When asked about dairy recommendations for people ages 2 and older, most dietitians will advise people to choose low-fat (1 percent) or fat-free (skim) milk, which is also what MyPlate recommends. However, considering recent research, there are new views on dairy fat and how it can affect and better your health.
Here is a factsheet I created on milkfat and what the research shows us:
Whole milk is called whole because none of the fat is removed during processing. It is actually 3.25 percent milk fat per gallon, and the 8 grams of fat accounts for only 12 percent of a person’s daily value. The other milks are the percent fat as they are labeled; 2, 1, and 0 percent fat per gallon.
Not all fat is the same
Dairy products containing milkfat are major food sources of saturated fat, accounting for about 21 percent of total saturated fat intake in the U.S. diet. The type of saturated fat found in dairy foods are considered neutral or beneficial to heart disease risk.
Milkfat and heart health

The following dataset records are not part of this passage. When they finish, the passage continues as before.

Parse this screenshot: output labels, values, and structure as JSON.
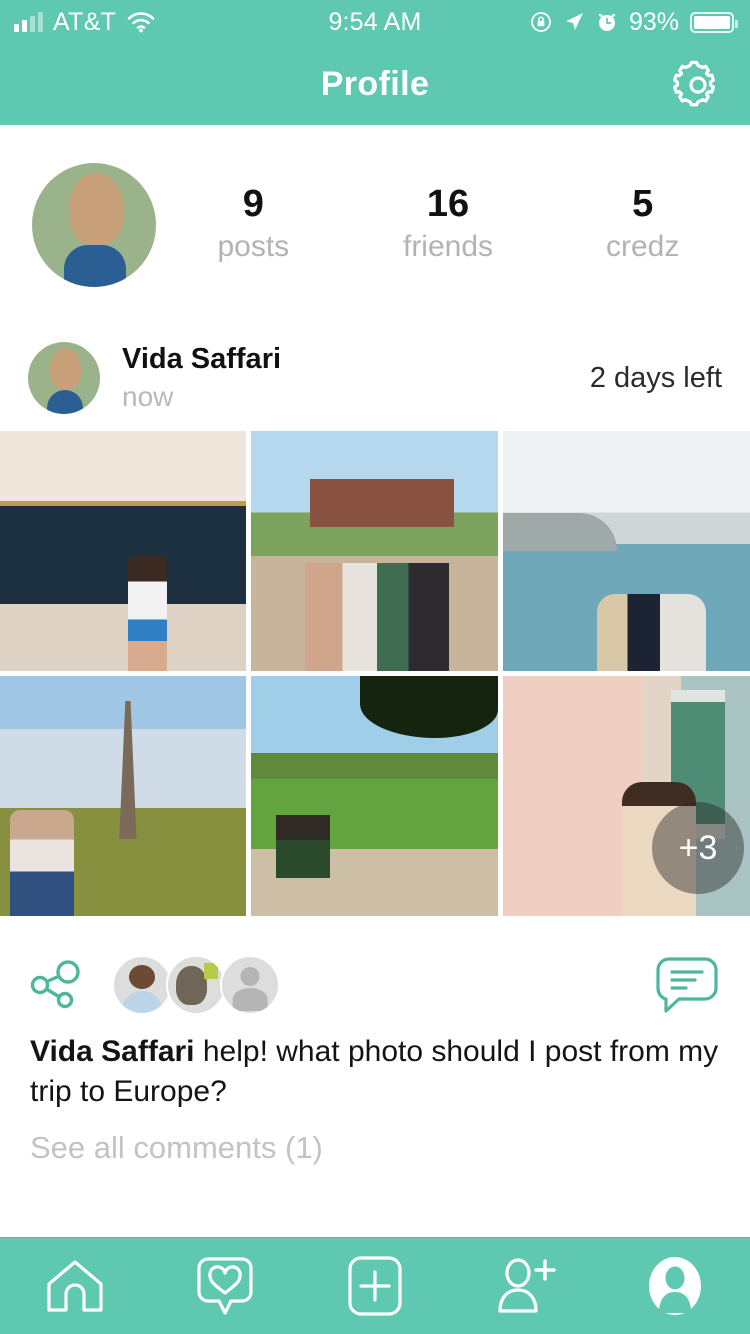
{
  "status_bar": {
    "carrier": "AT&T",
    "time": "9:54 AM",
    "battery_percent": "93%",
    "icons": [
      "signal-bars-icon",
      "wifi-icon",
      "rotation-lock-icon",
      "location-arrow-icon",
      "alarm-clock-icon",
      "battery-icon"
    ]
  },
  "nav": {
    "title": "Profile",
    "settings_icon": "gear-icon"
  },
  "profile": {
    "avatar": "user-avatar",
    "stats": [
      {
        "value": "9",
        "label": "posts"
      },
      {
        "value": "16",
        "label": "friends"
      },
      {
        "value": "5",
        "label": "credz"
      }
    ]
  },
  "post": {
    "author": "Vida Saffari",
    "timestamp": "now",
    "expiry": "2 days left",
    "photos": [
      {
        "alt": "museum-monet-waterlilies",
        "style": "p-museum"
      },
      {
        "alt": "kensington-palace-three-friends",
        "style": "p-palace"
      },
      {
        "alt": "seine-river-bridge-two-friends",
        "style": "p-seine"
      },
      {
        "alt": "eiffel-tower-two-friends",
        "style": "p-eiffel"
      },
      {
        "alt": "tuileries-garden-chairs",
        "style": "p-garden"
      },
      {
        "alt": "la-maison-rose-two-friends",
        "style": "p-maison"
      }
    ],
    "more_count": "+3",
    "share_icon": "share-icon",
    "comment_icon": "comment-bubble-icon",
    "commenters": [
      {
        "alt": "man-with-glasses-avatar",
        "style": "p-man"
      },
      {
        "alt": "elephant-photo-avatar",
        "style": "p-eleph"
      },
      {
        "alt": "default-person-avatar",
        "style": "p-placeholder"
      }
    ],
    "caption_author": "Vida Saffari",
    "caption_text": " help! what photo should I post from my trip to Europe?",
    "see_all_comments": "See all comments (1)"
  },
  "tabbar": {
    "items": [
      {
        "name": "home",
        "icon": "home-icon",
        "active": false
      },
      {
        "name": "activity",
        "icon": "heart-bubble-icon",
        "active": false
      },
      {
        "name": "create",
        "icon": "plus-square-icon",
        "active": false
      },
      {
        "name": "add-friend",
        "icon": "add-person-icon",
        "active": false
      },
      {
        "name": "profile",
        "icon": "person-circle-icon",
        "active": true
      }
    ]
  },
  "colors": {
    "brand_teal": "#5fc8b0",
    "text_primary": "#141414",
    "text_muted": "#b9b9b9"
  }
}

We now know that there are different types of saturated fat, all with different effects on blood cholesterol. Most saturated fat in milk has no effect on moving cholesterol to body tissue, which can lead to heart disease, and no negative implications for your overall health. The saturated fat in milk may increase total LDL (low-density lipoproteins). LDL is known as “bad” cholesterol because a high enough level can lead to it building up in the arteries. However, fat in milk may raise HDL (high-density lipoproteins). HDL is known as “good” cholesterol because it carries cholesterol from body tissue back to your liver, which removes it from the body. As a result, the cholesterol in milk has a neutral effect.
Milkfat and type 2 diabetes
About 1 in 10 people have type 2 diabetes and 1 in 3 people have prediabetes, which can lead to type 2 diabetes. Whey protein found in milk may help prevent type 2 diabetes in adults. The proteins in milk improve blood sugar balance, and high blood sugar is a factor that causes type 2 diabetes. High blood sugar can also cause heart disease, vision loss, and kidney disease.
Milkfat and obesity
The recurring idea that “all fat is bad” is just not true. Drinking milk is not linked to weight gain or obesity. Consuming two servings of full-fat milk a day provides a person energy, curbs appetite, and studies show that it may lower weight gain around the stomach.
Lastly, dairy is so much more than just fat. An 8-ounce glass of milk contains three of the four nutrients that the USDA says are under consumed by most Americans — calcium, vitamin D, and potassium.
So, does fat matter when choosing milk? I would say yes, it does! Milkfat is beneficial for your heart, blood sugar, weight, and overall health.
Christy Achen was the 2018 Hoard's Dairyman summer editorial intern. She grew up on a dairy farm in southwest Kansas. Achen is currently a senior at Utah State University studying agricultural communications and journalism.